The market pull back that many experts predicted would happen last year finally came in 2015, leaving many investment and retirement portfolios with much lower balances. If your income and retirement plan portfolios declined this year, then this could be a good opportunity to move some money around. Now could be the time to convert some or all of your traditional IRAs or qualified plans to Roth accounts. This simple strategy can help you to weave a silver lining from an otherwise financially mediocre year.

How it Works
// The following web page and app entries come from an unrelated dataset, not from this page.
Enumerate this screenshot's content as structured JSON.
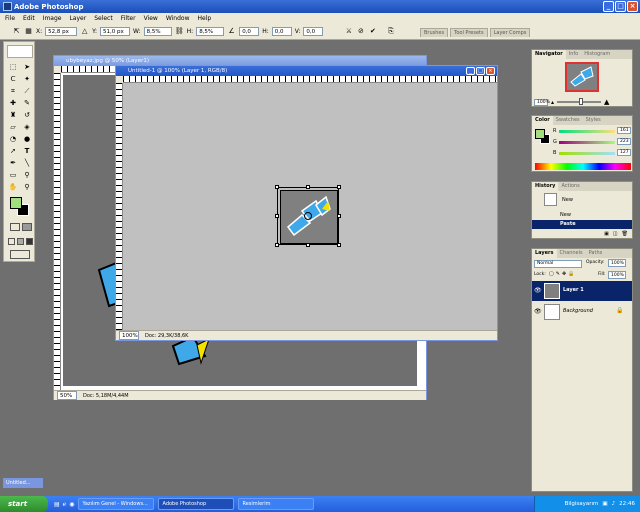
{
  "app_title": "Adobe Photoshop",
  "menu": [
    "File",
    "Edit",
    "Image",
    "Layer",
    "Select",
    "Filter",
    "View",
    "Window",
    "Help"
  ],
  "options": {
    "x_label": "X:",
    "x_value": "52,8 px",
    "y_label": "Y:",
    "y_value": "51,0 px",
    "w_label": "W:",
    "w_value": "8,5%",
    "h_label": "H:",
    "h_value": "8,5%",
    "angle_value": "0,0",
    "hskew_label": "H:",
    "hskew_value": "0,0",
    "vskew_label": "V:",
    "vskew_value": "0,0"
  },
  "palette_well_tabs": [
    "Brushes",
    "Tool Presets",
    "Layer Comps"
  ],
  "bg_doc": {
    "title": "ubybeyaz.jpg @ 50% (Layer1)",
    "zoom": "50%",
    "doc_info": "Doc: 5,18M/4,44M"
  },
  "fg_doc": {
    "title": "Untitled-1 @ 100% (Layer 1, RGB/8)",
    "zoom": "100%",
    "doc_info": "Doc: 29,3K/38,6K"
  },
  "navigator": {
    "tabs": [
      "Navigator",
      "Info",
      "Histogram"
    ],
    "zoom": "100%"
  },
  "color": {
    "tabs": [
      "Color",
      "Swatches",
      "Styles"
    ],
    "channels": [
      {
        "label": "R",
        "value": "161"
      },
      {
        "label": "G",
        "value": "223"
      },
      {
        "label": "B",
        "value": "127"
      }
    ],
    "fg": "#a1df7f"
  },
  "history": {
    "tabs": [
      "History",
      "Actions"
    ],
    "snapshot": "New",
    "items": [
      "New",
      "Paste"
    ]
  },
  "layers": {
    "tabs": [
      "Layers",
      "Channels",
      "Paths"
    ],
    "blend": "Normal",
    "opacity_label": "Opacity:",
    "opacity": "100%",
    "fill_label": "Fill:",
    "fill": "100%",
    "lock_label": "Lock:",
    "items": [
      "Layer 1",
      "Background"
    ]
  },
  "minimized_doc": "Untitled...",
  "taskbar": {
    "start": "start",
    "buttons": [
      "Yazılım Genel - Windows...",
      "Adobe Photoshop",
      "Resimlerim"
    ],
    "tray_label": "Bilgisayarım",
    "time": "22:46"
  }
}
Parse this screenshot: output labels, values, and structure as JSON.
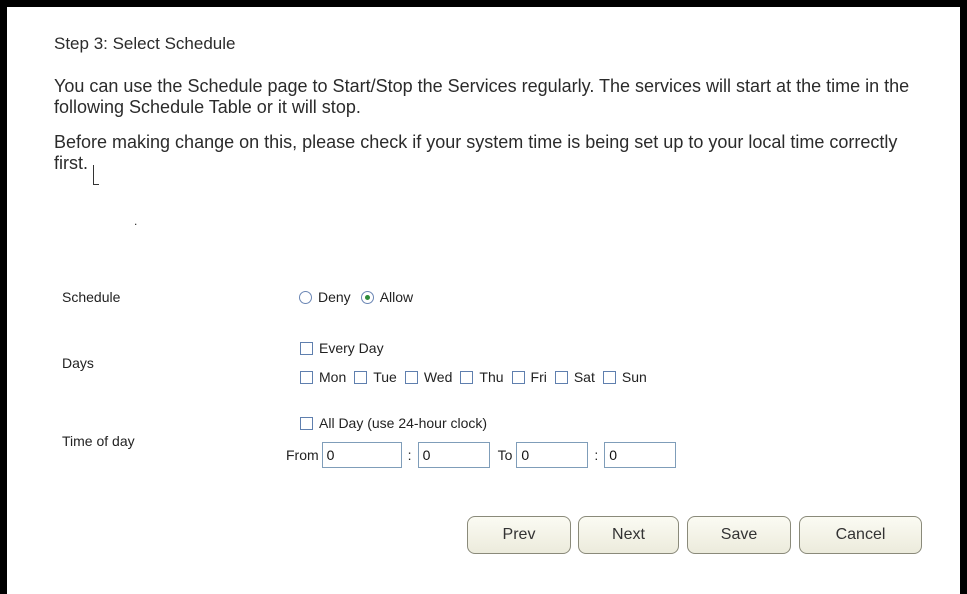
{
  "step_title": "Step 3: Select Schedule",
  "intro": "You can use the Schedule page to Start/Stop the Services regularly. The services will start at the time in the following Schedule Table or it will stop.",
  "note": "Before making change on this, please check if your system time is being set up to your local time correctly first.",
  "stray_dot": ".",
  "form": {
    "schedule_label": "Schedule",
    "schedule_options": [
      {
        "label": "Deny",
        "selected": false
      },
      {
        "label": "Allow",
        "selected": true
      }
    ],
    "days_label": "Days",
    "every_day_label": "Every Day",
    "day_options": [
      "Mon",
      "Tue",
      "Wed",
      "Thu",
      "Fri",
      "Sat",
      "Sun"
    ],
    "time_label": "Time of day",
    "all_day_label": "All Day (use 24-hour clock)",
    "from_label": "From",
    "to_label": "To",
    "time_separator": ":",
    "from_hour": "0",
    "from_minute": "0",
    "to_hour": "0",
    "to_minute": "0"
  },
  "buttons": {
    "prev": "Prev",
    "next": "Next",
    "save": "Save",
    "cancel": "Cancel"
  },
  "colors": {
    "radio_selected": "#2e8b3a",
    "control_border": "#5f7fae",
    "frame": "#000000"
  }
}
Roth conversions have become much simpler to accomplish since Congress lifted the aggregate income restriction for this procedure in 2010. This means that taxpayers can now convert a traditional or Roth IRA of any size in a given year without regard to the amount of income that is generated. However, that does not mean that it’s always wise to convert traditional plan or account balances at once, or right away. If your income will decline in the future, then it’s probably better to wait until then to do the conversion so that you might be in a lower tax bracket. (For more, see: Pros and Cons of Creating a Backdoor Roth IRA.)

But if your income was substantially lower this year due to job loss or other circumstances, then now could be the ideal time to generate some additional taxable income. This can be a wise move if it looks like you are going to have credits or deductions that will otherwise go unused.

For example, if you are married with two kids and your normal annual income is about $60,000 and you lost your job in February and have been collecting unemployment benefits for six months, then you will probably come out ahead by converting that $30,000 traditional IRA that you rolled over from your last job. If you do that, then you will not likely pay much in the way of income tax on the conversion, even though it is a taxable event. If your total income from the conversion, the two months you worked and your unemployment benefits total $50,000, then you’ll be able to cut that number at least in half when you do your taxes, as you can subtract two personal and two dependent exemptions, a standard deduction (or more if you itemize) and then two child tax credits if both of your dependents are under age 17.

Some of these deductions and credits would definitely go unused if not for the conversion, because your income would be too low without it to need them all. Since you can’t carry the unused amounts forward, it makes sense to do something that generates taxable income now so that you can take advantage of them.

Beware Tax Brackets

However, it is also necessary to see how this can affect your tax bracket. If your circumstances are as listed above, but you have $200,000 in a traditional 401(k) that you left with a previous employer, then it would obviously not make sense to convert all of that in one year, because it would put you in a higher tax bracket that would then reduce your plan balance unnecessarily.

You would instead want to convert the portion for this year that would be tax free due to your deductions and credits as shown previously and then convert the remainder over the next one, two or perhaps three years or you could wait until you have another bad year and convert another chunk of it at that time. There is no absolute right or best way to do it, but some years will be better than others. Bear markets are always good times for conversions, as the taxable balance of your conversion will probably be less than it was when stocks were high. (For more, see: How to Convert a Non-Deductible IRA into a Roth IRA.)

It can be challenging in some cases to determine whether your conversion will put you into a higher tax bracket, but if you end up going a few dollars over, this will not make much of a difference because only the amount that creeps into the next higher bracket will be taxed at that higher rate. This is one of the advantages that comes with a graduated tax structure.

The Bottom Line

Converting some or all of your traditional IRAs or qualified plan balances can help you to capitalize on your reduced income or market losses in a given year. If you are able to use the deductions and credits that would otherwise go unused, then you will save money on taxes both now and in the future. A traditional retirement plan balance that is converted into a tax-free balance will be worth much more to you tomorrow than it would otherwise, and this freedom from taxation will also simplify your retirement plan in many respects. For more information on how you can profit from converting your traditional retirement savings to Roth accounts, consult your financial advisor. (For more, see: Top Strategies for Tax-Free Roth IRA Conversions.)